So therein lies the rub. I don’t want the Internet to be censored at all, so I end up having to read bad writing, see things I didn’t want to see, and deal with false information that was passed on to the people around me. By providing the masses with a tool that allows them to organize and revolt against an oppressive government, we have also provided a tool that hate groups can use to coordinate attacks on that very freedom. To get Wikipedia, we have to put up thousands of web sites telling me about FEMA camps and killer asteroids.

That is the cost of allowing everyone to use something. It’s like a public bathroom I suppose. One would like to think that everyone will clean up after themselves but the list of stunning ways a person can foul up a restroom is apparently unlimited. And so goes the Internet.

I’m curious what the effect on civilization will have been in 100 years. Regardless of what Aubrey de Grey may think, I have no expectation that I’ll be around for it. With great power comes great responsibility. The Internet provides great power with no responsibility at all.

The Republic

I remember talking to friends in college once about representative government and polling. We were talking about the job of a politician in the United States in general and comparing the idea of polling the people to decide how to vote on an issue versus simply voting based on one’s own convictions about something. Some of the viewpoints we discussed are still in my recollection.

Since most issues of consequence have more than one valid way they can be looked at, and the people you represent are going to be on different sides, so no matter which way you vote on an issue, the people you represent are going to be angry and happy. In any case, their say in the matter may not have any real impact. The majority of the people you represent are unlikely to have a complete understanding of the issue, so why would you listen to them anyway? Most of the time these days when I talk to someone about an issue of importance all I really learn is which news program they watch on TV anyway. They just repeat what they have heard or, worse still, read on Facebook.

Then there is the problem of what is good for my people, moral in general, and good for the larger country. Sometimes a thing may seem good or lucrative for the people I represent but I feel it may be immoral based on my personal beliefs. What about a thing that I know to be best for my country but bad for the people I represent? What if I have a chance to do something as a representative of my own people that I know will be very good for them but will hurt someone else: in the next county; in another generation to come; in another part of the world?

I suppose here is where I have consider my own Christianity. Wouldn’t a good Christian who was a representative of a group of people find it unconscionable to vote for something that hurts others? Or would it be right (ethical?) for them to say, “I work for the people and regardless of my own opinion, I have to do what they want.” Is it a simple matter of doing what one thinks Christ would have done if He were voting, or it is a matter of doing a job well and deciding that one’s job is to do the will of the people?

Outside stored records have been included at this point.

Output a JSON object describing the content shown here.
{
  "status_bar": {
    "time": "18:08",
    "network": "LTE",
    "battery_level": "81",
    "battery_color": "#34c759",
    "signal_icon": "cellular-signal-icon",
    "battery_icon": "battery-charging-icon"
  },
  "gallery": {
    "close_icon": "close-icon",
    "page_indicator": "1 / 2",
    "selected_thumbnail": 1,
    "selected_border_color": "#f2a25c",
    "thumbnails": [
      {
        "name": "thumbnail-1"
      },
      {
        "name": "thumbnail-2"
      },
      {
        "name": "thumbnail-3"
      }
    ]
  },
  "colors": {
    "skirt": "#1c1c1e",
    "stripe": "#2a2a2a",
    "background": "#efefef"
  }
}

I know that when I’m developing software I never ask myself, “what code would Jesus write?” Christianity does not work that way. So, is a politician the same in that regard? Can they consider themselves simply “at work” and make their decisions based on what any good politician would do, or must they, in recognition of the fact that their job will have an impact on the lives of people that other jobs will not, consider their own personal morality on each decision and therefore each vote?

Maybe it is more complex even than all this. Maybe there are numerous other parts of this puzzle that I have not considered since I’ve never been in any public office. Nevertheless, I can see that it really is not so simple as just deciding a thing one way or the other, even if a person tries to truly uphold their Christian morals as a representative of the people.

Hello world!

The WordPress site put this post here by default when it set things up. The “Hello World” phrase for the first output of a thing has a deep tradition in computer science.

It is generally attributed Brian Kernighan (who created the C programming language along with Dennis Richie) and the original looked something like:

main( ) {
  printf("hello, world");
}